During rookie minicamp a couple weeks ago, third-rounder Rasul Douglas said he was looking forward to lining up across from Jeffery this week. He'll finally get his chance. 

Carson in Year 2
This time last year, Wentz was the Eagles' third-string quarterback, preparing for a redshirt rookie season. 

Now, he's the not just the starter but the young leader of the team and the face of the franchise. While he was already seemingly in command of the huddle as a rookie, expect him to continue to grow into his leadership role. Sometimes these things just take time. But he is already one of the unquestioned leaders of the team. 

Also, we'll see if there's any notable difference in his mechanics after working out with QB guru Adam Dedeaux this offseason. The main thing they worked on was footwork. We'll see if it helps limit the amount of throws Wentz sails — perhaps his biggest issue as a rookie. 

The rotations
We won't be able to learn a heckuva a lot from watching practices because football isn't meant to be played in shirts and no pads, but we will at least get to see who lines up with who. 

Because 11 on 11s are allowed, we'll get a glimpse of what the first, second and third teams look like. Will Allen Barbre start off as the first-team left guard? Who is the starting defensive end opposite Brandon Graham and on which side? Is LeGarrette Blount ready to run with the ones? 

Kelce and Kendricks
Jason Kelce and Mychal Kendricks are still on the roster after plenty of speculation this offseason that they'll be gone. And there's still a chance one or both could be traded. 

To their credit, both have been very professional throughout this process and both have been at the facility this spring. It's a part of the business, but it has to be a little weird to show up to work every day knowing you might be dealt. 

Hopefully, they'll make themselves available to answer a few questions. 

MIA
While Sidney Jones is still recovering from his Achilles tear, even if he wasn't, he wouldn't be allowed at the facility this week. Jones and his college teammate Elijah Qualls went to the University of Washington, which operates on a quarters system. 

It's a stupid rule, but the NFL doesn't allow players who went to schools on quarters systems to be in voluntary camps until they graduate. That might not seem like a huge deal, but for a guy like Qualls, who has a chance to fight for a roster spot, the time missed could be devastating. 

Last offseason, two undrafted tackles had a chance to make the team — Destiny Vaeao and Aziz Shittu — but only one did.
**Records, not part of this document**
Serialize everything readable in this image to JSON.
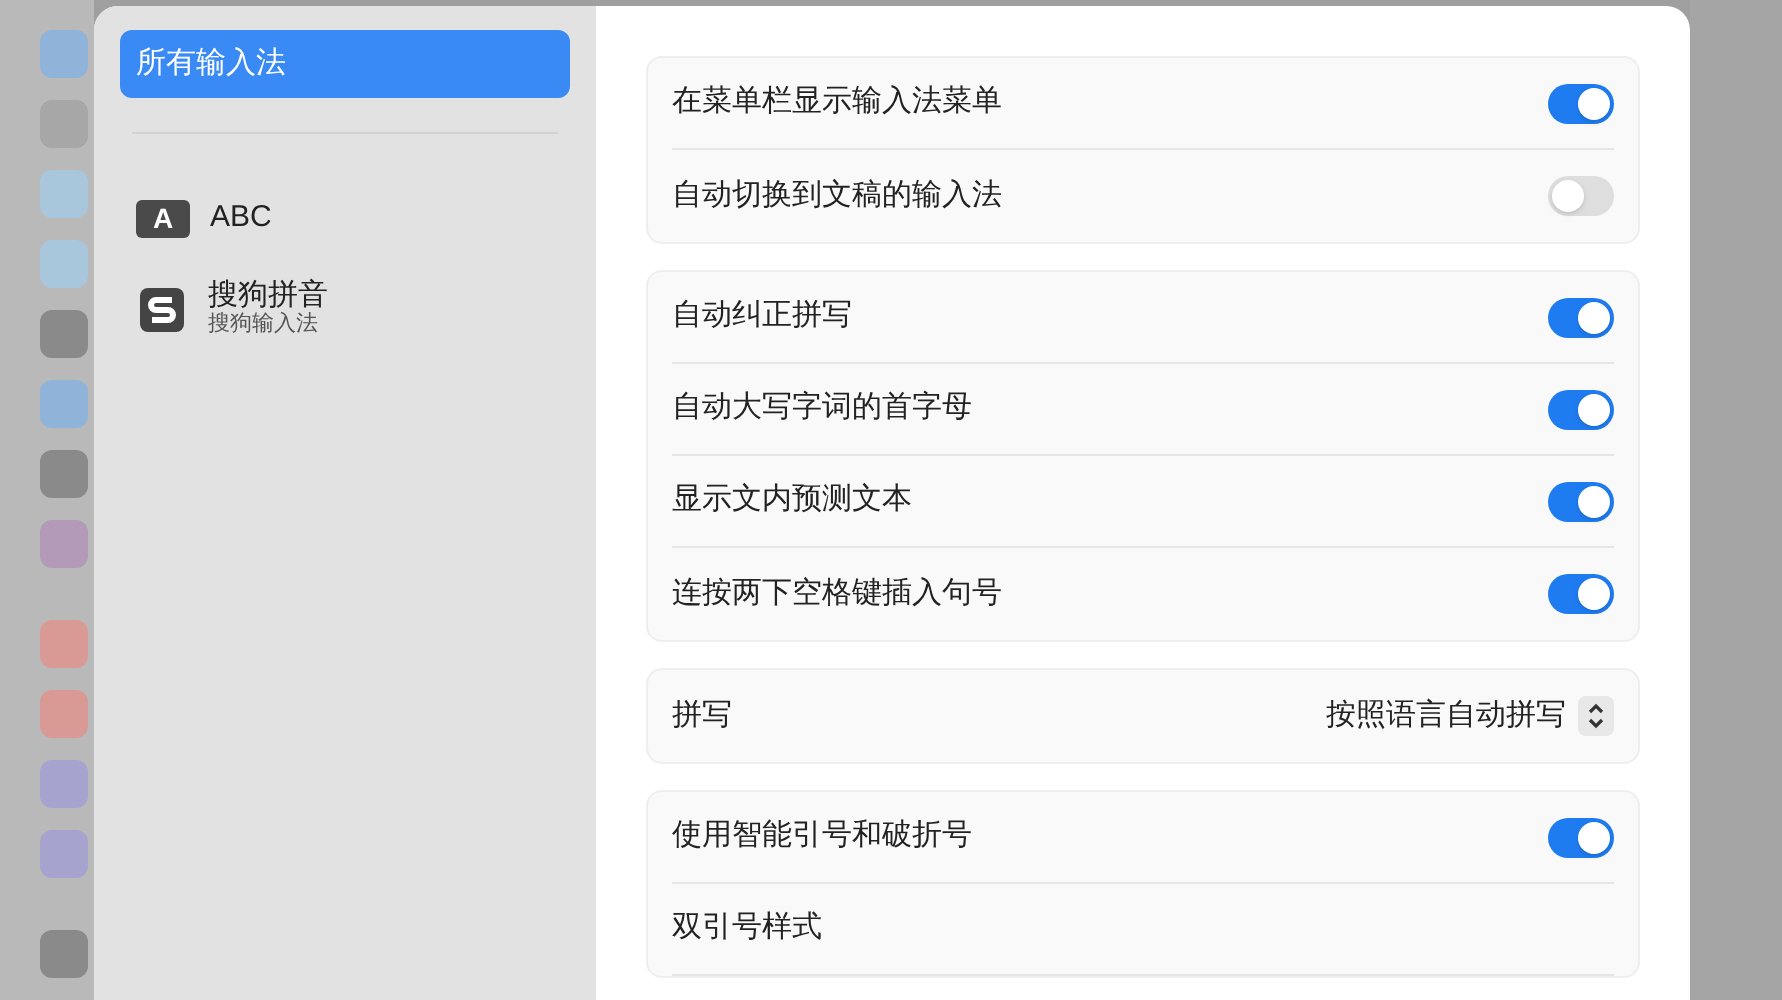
{
  "sidebar": {
    "items": [
      {
        "kind": "all",
        "label": "所有输入法",
        "selected": true
      },
      {
        "kind": "letter",
        "icon_text": "A",
        "label": "ABC",
        "selected": false
      },
      {
        "kind": "logo",
        "label": "搜狗拼音",
        "sublabel": "搜狗输入法",
        "selected": false
      }
    ]
  },
  "groups": [
    {
      "rows": [
        {
          "kind": "toggle",
          "label": "在菜单栏显示输入法菜单",
          "on": true
        },
        {
          "kind": "toggle",
          "label": "自动切换到文稿的输入法",
          "on": false
        }
      ]
    },
    {
      "rows": [
        {
          "kind": "toggle",
          "label": "自动纠正拼写",
          "on": true
        },
        {
          "kind": "toggle",
          "label": "自动大写字词的首字母",
          "on": true
        },
        {
          "kind": "toggle",
          "label": "显示文内预测文本",
          "on": true
        },
        {
          "kind": "toggle",
          "label": "连按两下空格键插入句号",
          "on": true
        }
      ]
    },
    {
      "rows": [
        {
          "kind": "popup",
          "label": "拼写",
          "value": "按照语言自动拼写"
        }
      ]
    },
    {
      "rows": [
        {
          "kind": "toggle",
          "label": "使用智能引号和破折号",
          "on": true
        },
        {
          "kind": "text",
          "label": "双引号样式"
        }
      ]
    }
  ]
}
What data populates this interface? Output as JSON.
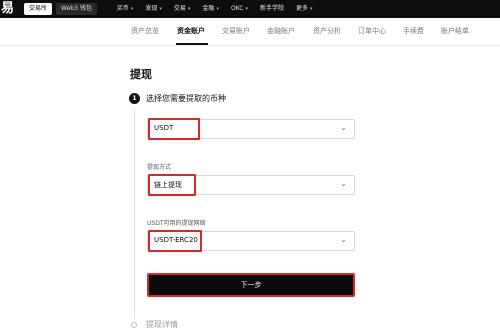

During this time last year, Vaeao was on the field showing his potential, while Shittu was back in Stanford. Vaeao made the team and was a contributor, while Shittu was stuck on the practice squad.